Then some women react in a predictable manner. I was one of those women. They shake off all these teachings and, also predictable, do a radical about-turn to the equally artificial world of masculinity, and assume that the doctrines imparted to men are the Evangelical Truth and femininity is apocryphal. But values such as "strength" are connotatively marked too, as I have argued before. These "New Women" reject one lie to fall prey to another one. And, in the process, they rebuke all women that they categorise as "feminine", and judge their attitude "weak", endorsing the position of the men who also believe such lie.

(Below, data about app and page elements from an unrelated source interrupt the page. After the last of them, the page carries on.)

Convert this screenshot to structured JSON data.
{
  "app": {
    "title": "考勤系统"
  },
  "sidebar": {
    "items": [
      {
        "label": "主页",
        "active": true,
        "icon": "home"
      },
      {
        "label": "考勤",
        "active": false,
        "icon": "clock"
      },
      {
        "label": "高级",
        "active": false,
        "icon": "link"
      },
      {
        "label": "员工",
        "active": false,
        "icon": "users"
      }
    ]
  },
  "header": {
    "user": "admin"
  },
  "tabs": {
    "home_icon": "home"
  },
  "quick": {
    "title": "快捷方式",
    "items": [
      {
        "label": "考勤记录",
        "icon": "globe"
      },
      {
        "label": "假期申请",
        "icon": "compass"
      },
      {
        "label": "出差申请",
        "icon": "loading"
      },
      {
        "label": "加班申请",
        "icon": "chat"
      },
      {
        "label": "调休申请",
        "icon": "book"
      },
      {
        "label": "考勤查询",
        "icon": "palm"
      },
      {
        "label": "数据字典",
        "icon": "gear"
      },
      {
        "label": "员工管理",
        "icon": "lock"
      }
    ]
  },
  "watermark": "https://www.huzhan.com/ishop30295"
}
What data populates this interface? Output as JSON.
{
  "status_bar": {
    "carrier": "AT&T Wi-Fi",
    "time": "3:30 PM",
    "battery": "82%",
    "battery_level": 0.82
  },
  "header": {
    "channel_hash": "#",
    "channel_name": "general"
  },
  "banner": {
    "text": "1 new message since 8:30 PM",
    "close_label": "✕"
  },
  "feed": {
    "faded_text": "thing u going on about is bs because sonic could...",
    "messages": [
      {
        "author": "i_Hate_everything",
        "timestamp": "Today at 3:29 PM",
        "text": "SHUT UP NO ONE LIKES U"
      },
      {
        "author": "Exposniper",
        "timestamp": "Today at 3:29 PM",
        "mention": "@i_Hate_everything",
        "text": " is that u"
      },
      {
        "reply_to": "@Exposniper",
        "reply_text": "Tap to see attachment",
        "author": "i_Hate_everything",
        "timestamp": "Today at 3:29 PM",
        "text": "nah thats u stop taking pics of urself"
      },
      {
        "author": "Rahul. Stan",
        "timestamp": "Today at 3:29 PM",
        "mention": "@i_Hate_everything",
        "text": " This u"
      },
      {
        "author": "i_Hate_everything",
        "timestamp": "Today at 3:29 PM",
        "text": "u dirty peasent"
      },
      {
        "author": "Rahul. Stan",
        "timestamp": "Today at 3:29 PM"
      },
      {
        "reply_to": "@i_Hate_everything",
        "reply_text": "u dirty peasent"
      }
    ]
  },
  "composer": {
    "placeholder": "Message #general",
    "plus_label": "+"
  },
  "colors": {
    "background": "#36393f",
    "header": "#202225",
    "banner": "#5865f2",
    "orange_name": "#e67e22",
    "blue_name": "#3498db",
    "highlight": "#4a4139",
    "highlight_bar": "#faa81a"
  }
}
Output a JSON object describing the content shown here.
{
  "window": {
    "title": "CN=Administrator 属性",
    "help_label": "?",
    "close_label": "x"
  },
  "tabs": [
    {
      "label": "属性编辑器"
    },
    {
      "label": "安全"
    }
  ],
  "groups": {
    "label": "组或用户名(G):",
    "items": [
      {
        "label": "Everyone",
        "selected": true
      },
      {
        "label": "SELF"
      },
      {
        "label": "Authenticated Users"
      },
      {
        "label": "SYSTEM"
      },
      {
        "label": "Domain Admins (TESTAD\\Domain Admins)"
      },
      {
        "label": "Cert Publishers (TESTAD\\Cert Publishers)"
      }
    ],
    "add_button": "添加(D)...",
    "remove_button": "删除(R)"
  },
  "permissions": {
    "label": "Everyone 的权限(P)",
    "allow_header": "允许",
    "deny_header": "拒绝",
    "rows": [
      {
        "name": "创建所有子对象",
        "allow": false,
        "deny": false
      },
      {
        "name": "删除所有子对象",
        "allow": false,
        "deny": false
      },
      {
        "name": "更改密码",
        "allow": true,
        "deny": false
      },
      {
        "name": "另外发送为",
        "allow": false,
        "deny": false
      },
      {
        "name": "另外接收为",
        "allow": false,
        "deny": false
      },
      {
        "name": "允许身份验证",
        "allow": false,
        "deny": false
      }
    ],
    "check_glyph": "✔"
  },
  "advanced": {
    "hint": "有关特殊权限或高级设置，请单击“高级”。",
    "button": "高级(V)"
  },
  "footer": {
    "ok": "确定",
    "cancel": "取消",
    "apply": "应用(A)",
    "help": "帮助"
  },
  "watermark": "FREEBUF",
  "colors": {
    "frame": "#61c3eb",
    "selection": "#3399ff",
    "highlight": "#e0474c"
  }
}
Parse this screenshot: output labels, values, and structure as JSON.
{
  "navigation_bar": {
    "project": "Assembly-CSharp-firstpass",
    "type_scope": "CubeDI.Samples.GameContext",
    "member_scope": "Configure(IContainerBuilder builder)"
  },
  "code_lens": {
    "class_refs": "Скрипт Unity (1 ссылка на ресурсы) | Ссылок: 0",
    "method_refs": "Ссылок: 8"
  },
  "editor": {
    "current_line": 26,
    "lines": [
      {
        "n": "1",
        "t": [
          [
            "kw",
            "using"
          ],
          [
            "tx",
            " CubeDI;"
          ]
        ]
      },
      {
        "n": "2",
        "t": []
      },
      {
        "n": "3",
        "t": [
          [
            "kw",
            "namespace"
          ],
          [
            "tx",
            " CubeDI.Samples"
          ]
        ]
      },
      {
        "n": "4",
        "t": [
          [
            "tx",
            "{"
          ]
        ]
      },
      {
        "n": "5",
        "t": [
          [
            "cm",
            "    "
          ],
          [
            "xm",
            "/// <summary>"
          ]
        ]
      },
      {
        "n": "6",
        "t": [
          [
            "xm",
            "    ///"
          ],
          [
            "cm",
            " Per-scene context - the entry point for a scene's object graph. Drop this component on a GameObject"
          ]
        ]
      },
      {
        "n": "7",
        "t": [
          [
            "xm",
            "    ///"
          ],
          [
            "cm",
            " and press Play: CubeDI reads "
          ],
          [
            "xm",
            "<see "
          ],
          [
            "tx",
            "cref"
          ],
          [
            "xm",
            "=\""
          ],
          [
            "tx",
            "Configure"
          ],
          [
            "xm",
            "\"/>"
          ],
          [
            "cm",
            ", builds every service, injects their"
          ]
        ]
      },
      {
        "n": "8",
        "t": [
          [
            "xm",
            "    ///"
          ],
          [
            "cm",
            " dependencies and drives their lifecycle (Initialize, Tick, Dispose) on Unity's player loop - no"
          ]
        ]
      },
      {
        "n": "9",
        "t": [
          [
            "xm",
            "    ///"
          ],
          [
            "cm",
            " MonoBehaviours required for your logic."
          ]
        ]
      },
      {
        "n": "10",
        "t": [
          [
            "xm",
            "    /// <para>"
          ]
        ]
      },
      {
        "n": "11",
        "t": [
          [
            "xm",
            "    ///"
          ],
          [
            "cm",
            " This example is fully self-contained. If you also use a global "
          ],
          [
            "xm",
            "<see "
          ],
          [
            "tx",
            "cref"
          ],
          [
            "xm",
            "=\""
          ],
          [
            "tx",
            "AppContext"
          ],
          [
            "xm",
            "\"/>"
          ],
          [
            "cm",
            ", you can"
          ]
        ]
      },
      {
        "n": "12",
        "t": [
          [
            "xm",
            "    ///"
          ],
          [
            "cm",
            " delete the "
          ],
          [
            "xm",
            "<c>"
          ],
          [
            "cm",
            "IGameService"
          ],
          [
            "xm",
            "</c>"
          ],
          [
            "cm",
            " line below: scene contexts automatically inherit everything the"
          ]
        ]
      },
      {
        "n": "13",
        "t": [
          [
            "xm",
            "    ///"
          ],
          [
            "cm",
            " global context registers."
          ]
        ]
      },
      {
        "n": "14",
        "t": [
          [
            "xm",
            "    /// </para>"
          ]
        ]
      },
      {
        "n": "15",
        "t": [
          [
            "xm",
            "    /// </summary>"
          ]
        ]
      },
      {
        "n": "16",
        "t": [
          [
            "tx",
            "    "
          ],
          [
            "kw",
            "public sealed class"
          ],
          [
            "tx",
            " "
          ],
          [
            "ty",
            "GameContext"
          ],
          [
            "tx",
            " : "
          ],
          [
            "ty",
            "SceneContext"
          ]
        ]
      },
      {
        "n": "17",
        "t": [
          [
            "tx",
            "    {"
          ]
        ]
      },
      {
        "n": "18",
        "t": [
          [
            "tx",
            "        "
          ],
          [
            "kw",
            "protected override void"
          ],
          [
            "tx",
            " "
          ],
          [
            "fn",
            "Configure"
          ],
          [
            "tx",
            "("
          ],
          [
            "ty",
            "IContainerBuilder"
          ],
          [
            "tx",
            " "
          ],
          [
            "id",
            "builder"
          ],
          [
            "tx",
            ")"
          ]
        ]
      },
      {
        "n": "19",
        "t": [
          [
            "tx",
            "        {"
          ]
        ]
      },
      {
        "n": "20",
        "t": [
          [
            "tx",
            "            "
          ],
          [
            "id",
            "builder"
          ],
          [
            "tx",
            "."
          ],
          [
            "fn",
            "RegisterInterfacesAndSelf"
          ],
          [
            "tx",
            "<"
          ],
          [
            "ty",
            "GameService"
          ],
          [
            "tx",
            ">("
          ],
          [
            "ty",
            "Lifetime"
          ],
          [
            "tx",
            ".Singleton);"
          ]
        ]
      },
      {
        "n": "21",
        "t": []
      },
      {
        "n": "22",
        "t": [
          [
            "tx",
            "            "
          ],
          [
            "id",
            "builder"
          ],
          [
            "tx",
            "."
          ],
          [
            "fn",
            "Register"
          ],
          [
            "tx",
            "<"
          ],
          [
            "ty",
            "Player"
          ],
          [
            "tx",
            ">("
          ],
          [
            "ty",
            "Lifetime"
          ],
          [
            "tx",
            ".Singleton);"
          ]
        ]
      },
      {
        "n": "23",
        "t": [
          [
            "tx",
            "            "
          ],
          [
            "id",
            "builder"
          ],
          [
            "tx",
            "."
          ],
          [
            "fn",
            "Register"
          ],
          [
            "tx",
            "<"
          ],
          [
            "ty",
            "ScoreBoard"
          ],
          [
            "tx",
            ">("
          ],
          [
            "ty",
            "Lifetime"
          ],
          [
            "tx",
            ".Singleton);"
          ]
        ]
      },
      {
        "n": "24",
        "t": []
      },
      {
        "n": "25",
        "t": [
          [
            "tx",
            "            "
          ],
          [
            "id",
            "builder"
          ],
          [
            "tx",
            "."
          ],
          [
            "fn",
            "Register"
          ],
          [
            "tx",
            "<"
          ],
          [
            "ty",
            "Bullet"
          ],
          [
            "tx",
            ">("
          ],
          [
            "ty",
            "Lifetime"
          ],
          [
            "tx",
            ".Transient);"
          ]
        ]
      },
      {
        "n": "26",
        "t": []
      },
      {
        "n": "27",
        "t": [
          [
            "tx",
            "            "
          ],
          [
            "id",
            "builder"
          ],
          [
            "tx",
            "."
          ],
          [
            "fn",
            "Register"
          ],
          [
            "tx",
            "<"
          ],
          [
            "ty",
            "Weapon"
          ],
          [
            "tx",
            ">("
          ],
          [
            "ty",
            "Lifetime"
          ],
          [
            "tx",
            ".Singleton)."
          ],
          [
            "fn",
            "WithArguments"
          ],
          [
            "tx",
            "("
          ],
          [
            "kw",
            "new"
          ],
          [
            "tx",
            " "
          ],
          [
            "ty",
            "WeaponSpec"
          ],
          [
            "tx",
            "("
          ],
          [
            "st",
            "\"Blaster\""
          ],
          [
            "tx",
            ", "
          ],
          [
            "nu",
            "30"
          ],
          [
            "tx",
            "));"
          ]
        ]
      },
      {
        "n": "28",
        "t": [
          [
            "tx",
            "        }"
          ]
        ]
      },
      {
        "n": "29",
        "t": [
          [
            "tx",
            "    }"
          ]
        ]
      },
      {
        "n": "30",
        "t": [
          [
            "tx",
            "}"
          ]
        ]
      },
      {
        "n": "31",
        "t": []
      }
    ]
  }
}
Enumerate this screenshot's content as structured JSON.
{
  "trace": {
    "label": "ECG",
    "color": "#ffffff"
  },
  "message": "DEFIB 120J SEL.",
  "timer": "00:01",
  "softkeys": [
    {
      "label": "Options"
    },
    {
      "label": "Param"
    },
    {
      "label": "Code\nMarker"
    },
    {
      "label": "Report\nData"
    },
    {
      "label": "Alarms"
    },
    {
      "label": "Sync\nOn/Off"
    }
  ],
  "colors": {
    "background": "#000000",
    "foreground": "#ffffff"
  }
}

But the femininity they so proudly repudiate is in fact as fake as their new-found masculinity. It is a societal construct. An insidious societal construct, nevertheless, which women are expected to imitate, and sometimes do. This is why we work with prejudices when we encounter a stranger, because these prejudices sadly apply in many cases, especially when the other person belongs to that collective which hasn't challenged the mass-media indoctrination. But those are prejudices nonetheless, and they are offensive. To expect women to be over-emotive, even hysterical, is allowing yourself to be fooled by a reductionism. People don't work that way. We are complex, multi-faceted beings which receive influences from everything around us, and from our own reaction to said influences. Thus, although what is traditionally considered as feminine is very compelling, its contrary ("the tomboy") also is, and to extricate what we have been told to assume is really hard, because every day we learn new forms in which we had been "educated". We have learned, mostly on a subconscious level, that strength equals individuality, and that men are strong. We want to be like them, we want to be strong in the sense that society posits. We reject the weak, the feminine. We do not learn that femininity is also about communication, community, strength in the collective. About sensitivity, empathy, cooperation.
Human beings are psychologically constructed not in binary oppositions, as we are led to believe, but in gradations. Sex is not the same as gender, and sexual orientation is much more intricate than the three milestones that we have conventionally set. By this I mean that femininity and masculinity are not exclusive to women and men respectively, and that we should conceive them as sets of values traditionally subscribed to women and men. Both sexes are allowed to be rational and sensitive, competitive and cooperating, strong in their own individual manner.
Finally, these women who had allied themselves with the males to the detriment of their own identity, when confronted with the truth, let go their self-hatred, and accept that we are all in this boat together. That we all have been equally indoctrinated, and that there is a necessity to look beyond gender barriers.
This state of comprehension is not nirvana, but it is not the commonality either. The process that has been completed for some is still on-going for many, and their numbers seem unsurmountable (as sometimes is their willing ignorance). Some of those who have come out of the cavern, when they return to share their findings, they encounter skepticism, uncooperativeness, hatred. They respond with calmness, patience, compassion. But only after an internal process of purgation, after the anger stops its seething. Every time.
Their interlocutors argue that things are the way they are for one or another sad reason. Terrible, they acknowledge, but that is how the world works. The reason is rational and justified. We don't make games that cater to women because there is no market, and money drives everything. Women are poorer because they have kids. That is rational and justified, they argue. It is as if some people want the world to remain as ruthless as it is.